WORK REQUIRED: Please copy each line below that contains the string "data".

Stored items:
=====

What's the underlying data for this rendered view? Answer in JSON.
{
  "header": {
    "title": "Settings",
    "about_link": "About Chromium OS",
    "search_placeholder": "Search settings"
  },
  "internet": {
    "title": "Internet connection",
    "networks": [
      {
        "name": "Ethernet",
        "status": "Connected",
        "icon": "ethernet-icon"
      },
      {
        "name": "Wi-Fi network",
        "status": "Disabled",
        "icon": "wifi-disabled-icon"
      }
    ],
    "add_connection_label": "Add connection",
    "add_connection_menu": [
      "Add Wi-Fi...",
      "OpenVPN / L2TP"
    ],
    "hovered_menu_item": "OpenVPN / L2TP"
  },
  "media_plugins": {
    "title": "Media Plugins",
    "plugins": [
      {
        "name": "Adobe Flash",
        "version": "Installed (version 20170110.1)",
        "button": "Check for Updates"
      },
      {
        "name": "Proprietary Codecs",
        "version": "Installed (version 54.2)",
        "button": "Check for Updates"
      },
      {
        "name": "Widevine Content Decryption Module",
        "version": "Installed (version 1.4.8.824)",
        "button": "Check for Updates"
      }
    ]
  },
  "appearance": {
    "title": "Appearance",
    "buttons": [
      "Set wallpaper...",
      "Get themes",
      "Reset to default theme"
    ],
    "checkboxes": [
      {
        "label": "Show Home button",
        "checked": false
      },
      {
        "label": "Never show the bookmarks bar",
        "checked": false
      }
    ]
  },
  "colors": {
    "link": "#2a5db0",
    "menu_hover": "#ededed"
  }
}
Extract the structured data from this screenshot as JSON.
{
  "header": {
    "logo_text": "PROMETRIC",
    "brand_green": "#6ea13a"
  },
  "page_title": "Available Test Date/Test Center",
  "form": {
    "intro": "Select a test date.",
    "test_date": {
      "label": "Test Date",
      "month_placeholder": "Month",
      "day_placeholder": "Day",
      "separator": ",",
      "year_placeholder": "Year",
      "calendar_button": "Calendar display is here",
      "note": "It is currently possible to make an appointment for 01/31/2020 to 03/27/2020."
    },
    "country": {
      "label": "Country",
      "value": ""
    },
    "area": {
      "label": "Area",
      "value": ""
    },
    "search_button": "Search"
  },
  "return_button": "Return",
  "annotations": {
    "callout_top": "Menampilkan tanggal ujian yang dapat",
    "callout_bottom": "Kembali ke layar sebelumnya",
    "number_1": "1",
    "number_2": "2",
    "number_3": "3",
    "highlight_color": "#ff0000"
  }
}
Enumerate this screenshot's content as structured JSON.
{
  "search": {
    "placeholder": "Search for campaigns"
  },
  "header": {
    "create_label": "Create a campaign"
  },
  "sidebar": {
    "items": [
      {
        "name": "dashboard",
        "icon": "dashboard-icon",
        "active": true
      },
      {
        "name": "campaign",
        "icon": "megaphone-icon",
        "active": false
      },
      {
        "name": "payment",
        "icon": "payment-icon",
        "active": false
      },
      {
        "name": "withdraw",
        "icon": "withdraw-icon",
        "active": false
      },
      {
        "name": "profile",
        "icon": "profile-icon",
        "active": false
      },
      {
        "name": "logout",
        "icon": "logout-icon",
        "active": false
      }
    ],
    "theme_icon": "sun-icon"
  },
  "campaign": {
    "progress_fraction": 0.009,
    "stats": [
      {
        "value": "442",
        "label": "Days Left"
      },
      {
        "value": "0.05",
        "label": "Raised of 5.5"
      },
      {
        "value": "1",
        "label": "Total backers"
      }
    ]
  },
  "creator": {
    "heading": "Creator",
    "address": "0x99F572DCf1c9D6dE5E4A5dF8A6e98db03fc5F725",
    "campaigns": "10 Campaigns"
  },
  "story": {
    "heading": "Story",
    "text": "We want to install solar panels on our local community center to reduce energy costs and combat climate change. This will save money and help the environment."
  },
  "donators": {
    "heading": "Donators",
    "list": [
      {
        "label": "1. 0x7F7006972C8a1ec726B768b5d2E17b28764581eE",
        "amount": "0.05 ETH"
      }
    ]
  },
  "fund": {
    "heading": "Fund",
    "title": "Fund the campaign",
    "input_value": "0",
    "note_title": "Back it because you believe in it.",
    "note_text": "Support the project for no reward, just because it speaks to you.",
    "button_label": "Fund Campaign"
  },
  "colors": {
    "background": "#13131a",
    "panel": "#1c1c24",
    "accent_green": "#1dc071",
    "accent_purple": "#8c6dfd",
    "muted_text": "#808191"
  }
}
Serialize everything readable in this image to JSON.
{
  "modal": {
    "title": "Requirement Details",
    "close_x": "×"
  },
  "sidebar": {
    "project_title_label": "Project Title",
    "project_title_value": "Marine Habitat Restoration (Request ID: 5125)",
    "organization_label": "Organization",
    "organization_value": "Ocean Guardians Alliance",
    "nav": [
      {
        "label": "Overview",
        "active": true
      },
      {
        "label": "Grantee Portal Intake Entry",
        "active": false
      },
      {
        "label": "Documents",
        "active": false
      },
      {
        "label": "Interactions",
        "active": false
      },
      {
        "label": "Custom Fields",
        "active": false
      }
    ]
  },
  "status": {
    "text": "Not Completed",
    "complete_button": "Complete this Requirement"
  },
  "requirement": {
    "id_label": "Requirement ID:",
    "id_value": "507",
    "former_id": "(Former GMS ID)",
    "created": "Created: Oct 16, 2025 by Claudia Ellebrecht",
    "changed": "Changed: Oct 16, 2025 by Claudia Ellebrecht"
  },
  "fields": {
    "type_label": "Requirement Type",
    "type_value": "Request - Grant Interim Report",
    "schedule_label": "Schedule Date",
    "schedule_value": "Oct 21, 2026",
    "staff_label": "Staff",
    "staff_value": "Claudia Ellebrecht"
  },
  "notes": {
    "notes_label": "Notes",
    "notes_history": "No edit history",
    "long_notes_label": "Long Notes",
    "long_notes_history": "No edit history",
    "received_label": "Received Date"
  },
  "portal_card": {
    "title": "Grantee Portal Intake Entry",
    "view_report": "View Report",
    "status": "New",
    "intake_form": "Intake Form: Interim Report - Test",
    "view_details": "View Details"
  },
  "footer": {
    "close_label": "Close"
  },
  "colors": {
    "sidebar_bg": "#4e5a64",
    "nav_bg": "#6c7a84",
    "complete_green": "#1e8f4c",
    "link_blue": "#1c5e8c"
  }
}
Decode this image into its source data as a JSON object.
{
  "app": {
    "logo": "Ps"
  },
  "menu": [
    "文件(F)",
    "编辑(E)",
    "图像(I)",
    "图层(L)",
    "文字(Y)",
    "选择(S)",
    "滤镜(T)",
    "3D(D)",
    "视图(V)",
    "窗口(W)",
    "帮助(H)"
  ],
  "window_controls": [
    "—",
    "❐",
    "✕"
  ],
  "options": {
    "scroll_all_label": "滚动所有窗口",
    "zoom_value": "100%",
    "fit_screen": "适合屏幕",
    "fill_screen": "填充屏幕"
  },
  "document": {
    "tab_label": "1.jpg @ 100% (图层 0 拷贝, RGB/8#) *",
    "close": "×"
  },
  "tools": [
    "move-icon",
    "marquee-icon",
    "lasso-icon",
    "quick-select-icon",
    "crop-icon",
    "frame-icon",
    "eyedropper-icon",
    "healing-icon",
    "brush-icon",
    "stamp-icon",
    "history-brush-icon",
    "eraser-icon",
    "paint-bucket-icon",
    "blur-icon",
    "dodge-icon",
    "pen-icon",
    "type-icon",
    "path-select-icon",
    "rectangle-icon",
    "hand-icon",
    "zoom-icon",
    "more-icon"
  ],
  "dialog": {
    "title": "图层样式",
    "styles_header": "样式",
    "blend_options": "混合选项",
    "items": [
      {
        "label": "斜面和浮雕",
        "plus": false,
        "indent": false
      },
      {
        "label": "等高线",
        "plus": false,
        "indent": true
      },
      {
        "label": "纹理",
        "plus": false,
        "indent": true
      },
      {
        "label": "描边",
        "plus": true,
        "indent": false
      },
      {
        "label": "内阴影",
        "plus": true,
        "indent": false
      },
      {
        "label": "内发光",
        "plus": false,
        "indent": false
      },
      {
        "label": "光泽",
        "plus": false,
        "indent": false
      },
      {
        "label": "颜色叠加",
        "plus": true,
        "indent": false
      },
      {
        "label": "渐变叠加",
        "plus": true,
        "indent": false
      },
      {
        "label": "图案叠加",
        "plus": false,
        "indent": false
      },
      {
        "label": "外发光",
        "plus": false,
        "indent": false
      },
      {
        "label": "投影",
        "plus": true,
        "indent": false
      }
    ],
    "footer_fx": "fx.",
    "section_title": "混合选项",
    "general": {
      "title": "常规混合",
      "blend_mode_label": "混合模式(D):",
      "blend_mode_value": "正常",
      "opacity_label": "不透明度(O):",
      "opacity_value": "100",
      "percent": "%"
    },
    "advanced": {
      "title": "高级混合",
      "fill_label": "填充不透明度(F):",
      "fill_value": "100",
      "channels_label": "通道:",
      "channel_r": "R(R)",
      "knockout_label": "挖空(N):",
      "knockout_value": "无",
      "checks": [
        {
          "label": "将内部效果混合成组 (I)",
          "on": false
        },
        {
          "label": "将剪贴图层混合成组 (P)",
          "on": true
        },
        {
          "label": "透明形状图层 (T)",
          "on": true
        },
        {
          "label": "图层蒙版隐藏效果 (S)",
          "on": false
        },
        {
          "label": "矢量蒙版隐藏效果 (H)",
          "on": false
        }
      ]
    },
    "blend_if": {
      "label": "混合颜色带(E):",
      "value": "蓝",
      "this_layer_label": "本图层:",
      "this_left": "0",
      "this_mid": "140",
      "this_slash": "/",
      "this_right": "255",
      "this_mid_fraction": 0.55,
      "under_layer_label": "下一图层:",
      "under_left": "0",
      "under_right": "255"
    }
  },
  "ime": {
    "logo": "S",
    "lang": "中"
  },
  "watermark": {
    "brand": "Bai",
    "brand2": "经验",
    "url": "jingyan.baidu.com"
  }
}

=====

FINISHED EXERCISE:
What's the underlying data for this rendered view? Answer in JSON.
Extract the structured data from this screenshot as JSON.
Decode this image into its source data as a JSON object.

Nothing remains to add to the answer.